“There was little to complain about this quarter,” Jefferies analysts said in an investor note Thursday. Amazon also announced a record 150 million people now subscribe to its Prime membership program, a sign that investments in such benefits as one-day shipping and original Prime video content are paying off. “Prime membership continues to get better for customers year after year. And customers are responding — more people joined Prime this quarter than ever before,” CEO Jeff Bezos said in a statement.

The bet on one-day shipping

Amazon’s profit was widely expected to be weighed down by its continued spending to make one-day shipping standard for its Prime customers. At the end of the previous quarter, the company said it planned to invest another $1.5 billion in the service during the holiday quarter. Fulfillment costs were up 21% to $12 billion in the quarter, a sign that Amazon is “doing a good job managing these expenses,” Synovus Trust Company senior portfolio manager Dan Morgan said in an investor note Thursday.

“There are concerns that Amazon’s decision to invest in one-day delivery services will affect profitability, at least in the short run,” Morgan said, adding that it appears the company is “diligently managing” shipping and fulfillment expenses. The number of items delivered to Prime members with free one-day and same-day delivery during the holiday season more than quadrupled compared to the same period last year, Bezos said in the statement.

Amazon plans to invest an estimated $1 billion in further expanding one-day shipping in the current quarter, CFO Brian Olsavsky said on a call with analysts Thursday. “We do see expansion of this one-day program as we move through the year. Additional cities, additional routes, additional zip codes,” Olsavsky said. “I think what you’ll see in 2020 is more effort internationally … We have greatly improved our selection of one-day [shipping], particularly in Europe and Japan.”

Increasing competition in cloud

Strong retail sales in North America and in the company’s cloud division, Amazon Web Services, also helped to lift profits. Net sales in North America grew 22% to $53.7 billion in the three months, and Amazon Web Services was up 34% to nearly $10 billion. The cloud division brings in a relatively small percentage of Amazon’s sales, but it’s a key segment for the company because its high margins means it drives a majority of the company’s profits.

Amazon Web Services is in a fierce competition with Microsoft’s cloud offering, Azure, which on Wednesday posted 62% growth in the same three months. Last fall, AWS suffered a bruising loss to Microsoft when Azure was awarded a $10 billion cloud contract by the Department of Defense, after Amazon was widely expected to win the deal.
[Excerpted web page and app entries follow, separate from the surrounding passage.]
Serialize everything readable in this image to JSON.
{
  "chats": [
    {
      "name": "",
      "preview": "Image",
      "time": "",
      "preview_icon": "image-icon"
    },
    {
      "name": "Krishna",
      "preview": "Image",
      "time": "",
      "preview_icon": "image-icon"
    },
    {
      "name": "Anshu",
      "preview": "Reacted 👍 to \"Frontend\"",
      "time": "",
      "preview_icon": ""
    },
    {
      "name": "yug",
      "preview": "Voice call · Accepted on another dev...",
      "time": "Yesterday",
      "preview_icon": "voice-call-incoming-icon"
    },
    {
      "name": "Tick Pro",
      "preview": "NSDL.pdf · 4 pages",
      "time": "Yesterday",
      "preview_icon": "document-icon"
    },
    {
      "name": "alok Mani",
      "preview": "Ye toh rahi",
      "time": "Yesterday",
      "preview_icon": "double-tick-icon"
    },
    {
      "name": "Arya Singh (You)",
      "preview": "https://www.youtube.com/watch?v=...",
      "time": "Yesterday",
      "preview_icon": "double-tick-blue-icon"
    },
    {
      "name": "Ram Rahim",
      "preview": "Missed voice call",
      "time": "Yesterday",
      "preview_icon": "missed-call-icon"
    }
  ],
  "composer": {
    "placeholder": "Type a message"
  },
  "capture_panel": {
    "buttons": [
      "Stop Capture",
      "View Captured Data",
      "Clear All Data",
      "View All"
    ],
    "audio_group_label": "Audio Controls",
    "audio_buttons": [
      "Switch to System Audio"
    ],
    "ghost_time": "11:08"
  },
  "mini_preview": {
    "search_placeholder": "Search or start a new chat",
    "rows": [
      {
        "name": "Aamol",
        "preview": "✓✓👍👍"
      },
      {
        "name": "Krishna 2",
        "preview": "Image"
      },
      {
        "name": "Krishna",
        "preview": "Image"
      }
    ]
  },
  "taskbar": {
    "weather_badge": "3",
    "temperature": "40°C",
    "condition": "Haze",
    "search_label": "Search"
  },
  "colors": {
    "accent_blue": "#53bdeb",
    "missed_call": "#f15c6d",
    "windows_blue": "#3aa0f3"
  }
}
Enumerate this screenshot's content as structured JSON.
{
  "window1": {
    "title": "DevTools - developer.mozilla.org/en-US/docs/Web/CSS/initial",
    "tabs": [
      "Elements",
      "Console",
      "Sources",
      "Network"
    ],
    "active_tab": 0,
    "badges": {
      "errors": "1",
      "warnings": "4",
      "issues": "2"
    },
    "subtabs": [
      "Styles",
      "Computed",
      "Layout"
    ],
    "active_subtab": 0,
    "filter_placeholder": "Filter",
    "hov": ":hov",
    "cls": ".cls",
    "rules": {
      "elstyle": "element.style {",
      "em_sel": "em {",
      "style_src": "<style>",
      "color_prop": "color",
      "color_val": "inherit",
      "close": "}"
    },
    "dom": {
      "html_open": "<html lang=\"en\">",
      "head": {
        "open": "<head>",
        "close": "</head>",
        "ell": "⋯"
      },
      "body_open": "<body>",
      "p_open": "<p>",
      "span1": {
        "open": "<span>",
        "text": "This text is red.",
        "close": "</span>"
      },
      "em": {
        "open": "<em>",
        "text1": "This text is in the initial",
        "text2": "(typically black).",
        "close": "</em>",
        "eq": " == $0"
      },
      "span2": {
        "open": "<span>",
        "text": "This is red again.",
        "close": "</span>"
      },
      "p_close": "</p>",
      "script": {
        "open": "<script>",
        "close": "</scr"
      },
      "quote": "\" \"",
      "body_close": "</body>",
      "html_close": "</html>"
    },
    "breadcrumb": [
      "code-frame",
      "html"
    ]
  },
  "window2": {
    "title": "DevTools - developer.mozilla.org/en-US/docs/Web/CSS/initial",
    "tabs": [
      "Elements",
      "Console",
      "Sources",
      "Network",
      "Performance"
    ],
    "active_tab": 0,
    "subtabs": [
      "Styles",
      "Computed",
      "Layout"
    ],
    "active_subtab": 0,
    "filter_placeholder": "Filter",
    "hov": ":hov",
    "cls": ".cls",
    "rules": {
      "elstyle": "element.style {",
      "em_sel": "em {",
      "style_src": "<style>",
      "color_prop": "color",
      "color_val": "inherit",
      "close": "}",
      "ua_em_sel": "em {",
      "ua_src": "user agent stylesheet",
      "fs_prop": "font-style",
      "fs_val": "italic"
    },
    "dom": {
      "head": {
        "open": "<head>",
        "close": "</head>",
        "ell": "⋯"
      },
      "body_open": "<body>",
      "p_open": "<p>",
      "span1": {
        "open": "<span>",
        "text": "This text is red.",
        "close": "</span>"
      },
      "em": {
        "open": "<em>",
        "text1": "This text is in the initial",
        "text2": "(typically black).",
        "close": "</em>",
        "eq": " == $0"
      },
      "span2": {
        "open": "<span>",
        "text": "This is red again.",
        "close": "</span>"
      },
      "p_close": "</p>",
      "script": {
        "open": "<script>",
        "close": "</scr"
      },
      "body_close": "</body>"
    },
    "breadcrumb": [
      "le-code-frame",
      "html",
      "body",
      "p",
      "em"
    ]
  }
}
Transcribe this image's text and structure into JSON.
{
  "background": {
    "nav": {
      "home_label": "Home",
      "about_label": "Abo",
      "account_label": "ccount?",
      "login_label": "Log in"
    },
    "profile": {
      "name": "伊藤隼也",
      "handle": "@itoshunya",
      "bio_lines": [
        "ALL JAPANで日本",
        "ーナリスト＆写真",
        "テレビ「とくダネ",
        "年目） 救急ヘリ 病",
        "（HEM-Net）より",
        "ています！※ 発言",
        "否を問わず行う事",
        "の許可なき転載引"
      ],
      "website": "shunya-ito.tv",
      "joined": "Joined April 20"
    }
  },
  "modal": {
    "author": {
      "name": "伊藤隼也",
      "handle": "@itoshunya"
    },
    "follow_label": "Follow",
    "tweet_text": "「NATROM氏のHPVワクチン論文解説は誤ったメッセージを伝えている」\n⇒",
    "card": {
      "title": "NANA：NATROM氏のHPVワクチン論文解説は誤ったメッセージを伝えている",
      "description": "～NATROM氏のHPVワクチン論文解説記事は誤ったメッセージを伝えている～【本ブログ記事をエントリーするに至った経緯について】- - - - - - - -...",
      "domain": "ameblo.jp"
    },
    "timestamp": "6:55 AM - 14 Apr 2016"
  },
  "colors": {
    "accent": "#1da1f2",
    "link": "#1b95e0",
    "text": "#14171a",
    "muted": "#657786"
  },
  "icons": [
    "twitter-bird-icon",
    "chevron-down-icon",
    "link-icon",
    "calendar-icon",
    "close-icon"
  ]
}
Amazon has asked a federal court to temporarily block Microsoft from working on the deal.

Azure has expanded slightly faster than AWS in recent quarters but both companies’ growth numbers have been leveling off, an indication that the market has become more saturated in recent years. However, Olsavsky urged analysts on the call to focus on the total size of the AWS business, rather than its growth rate, pointing out that its full year sales grew about $10 billion from 2018.

“Any quarter-to-quarter movement is going to be a little bumpy, but generally what you’re seeing is the convergence of a lot of investment, a lot of operational efficiency, and a lot of investment on behalf of customers,” he said.

Amazon’s growing ad business

Amazon’s advertising business, which makes up the bulk of its “other” category,” was another bright spot during the quarter. The segment posted a 41% increase compared to the year earlier. The business competes with internet ad giants Google (GOOG) and Facebook (FB). “There are expectations on the Street that ads could be a big revenue driver for the company over time,” Synovus’ Morgan said, adding that regulatory scrutiny of Facebook could benefit Amazon’s ad business.




Author avatar

Post a comment

Your email address will not be published. Required fields are marked *